*** WORKING DATA ***
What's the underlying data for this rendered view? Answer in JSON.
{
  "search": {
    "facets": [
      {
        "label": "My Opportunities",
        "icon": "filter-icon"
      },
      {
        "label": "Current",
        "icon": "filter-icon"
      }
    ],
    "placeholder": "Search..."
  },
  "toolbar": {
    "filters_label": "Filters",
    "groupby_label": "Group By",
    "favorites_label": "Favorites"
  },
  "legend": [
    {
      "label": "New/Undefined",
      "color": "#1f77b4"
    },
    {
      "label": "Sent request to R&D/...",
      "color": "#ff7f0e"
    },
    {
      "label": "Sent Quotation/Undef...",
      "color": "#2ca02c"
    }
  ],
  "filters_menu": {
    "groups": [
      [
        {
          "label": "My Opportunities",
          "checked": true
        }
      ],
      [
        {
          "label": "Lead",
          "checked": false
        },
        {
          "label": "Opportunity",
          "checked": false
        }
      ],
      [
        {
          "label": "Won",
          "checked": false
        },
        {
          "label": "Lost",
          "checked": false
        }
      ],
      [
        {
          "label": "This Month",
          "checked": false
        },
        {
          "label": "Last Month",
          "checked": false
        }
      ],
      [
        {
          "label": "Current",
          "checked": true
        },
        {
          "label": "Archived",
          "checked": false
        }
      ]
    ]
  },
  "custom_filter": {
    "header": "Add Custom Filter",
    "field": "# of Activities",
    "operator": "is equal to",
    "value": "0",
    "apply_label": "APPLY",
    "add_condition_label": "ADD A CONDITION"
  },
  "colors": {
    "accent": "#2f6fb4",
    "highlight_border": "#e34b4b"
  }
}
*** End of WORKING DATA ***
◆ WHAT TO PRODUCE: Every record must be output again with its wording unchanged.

◆ REPLY:
What's the underlying data for this rendered view? Answer in JSON.
{
  "search": {
    "facets": [
      {
        "label": "My Opportunities",
        "icon": "filter-icon"
      },
      {
        "label": "Current",
        "icon": "filter-icon"
      }
    ],
    "placeholder": "Search..."
  },
  "toolbar": {
    "filters_label": "Filters",
    "groupby_label": "Group By",
    "favorites_label": "Favorites"
  },
  "legend": [
    {
      "label": "New/Undefined",
      "color": "#1f77b4"
    },
    {
      "label": "Sent request to R&D/...",
      "color": "#ff7f0e"
    },
    {
      "label": "Sent Quotation/Undef...",
      "color": "#2ca02c"
    }
  ],
  "filters_menu": {
    "groups": [
      [
        {
          "label": "My Opportunities",
          "checked": true
        }
      ],
      [
        {
          "label": "Lead",
          "checked": false
        },
        {
          "label": "Opportunity",
          "checked": false
        }
      ],
      [
        {
          "label": "Won",
          "checked": false
        },
        {
          "label": "Lost",
          "checked": false
        }
      ],
      [
        {
          "label": "This Month",
          "checked": false
        },
        {
          "label": "Last Month",
          "checked": false
        }
      ],
      [
        {
          "label": "Current",
          "checked": true
        },
        {
          "label": "Archived",
          "checked": false
        }
      ]
    ]
  },
  "custom_filter": {
    "header": "Add Custom Filter",
    "field": "# of Activities",
    "operator": "is equal to",
    "value": "0",
    "apply_label": "APPLY",
    "add_condition_label": "ADD A CONDITION"
  },
  "colors": {
    "accent": "#2f6fb4",
    "highlight_border": "#e34b4b"
  }
}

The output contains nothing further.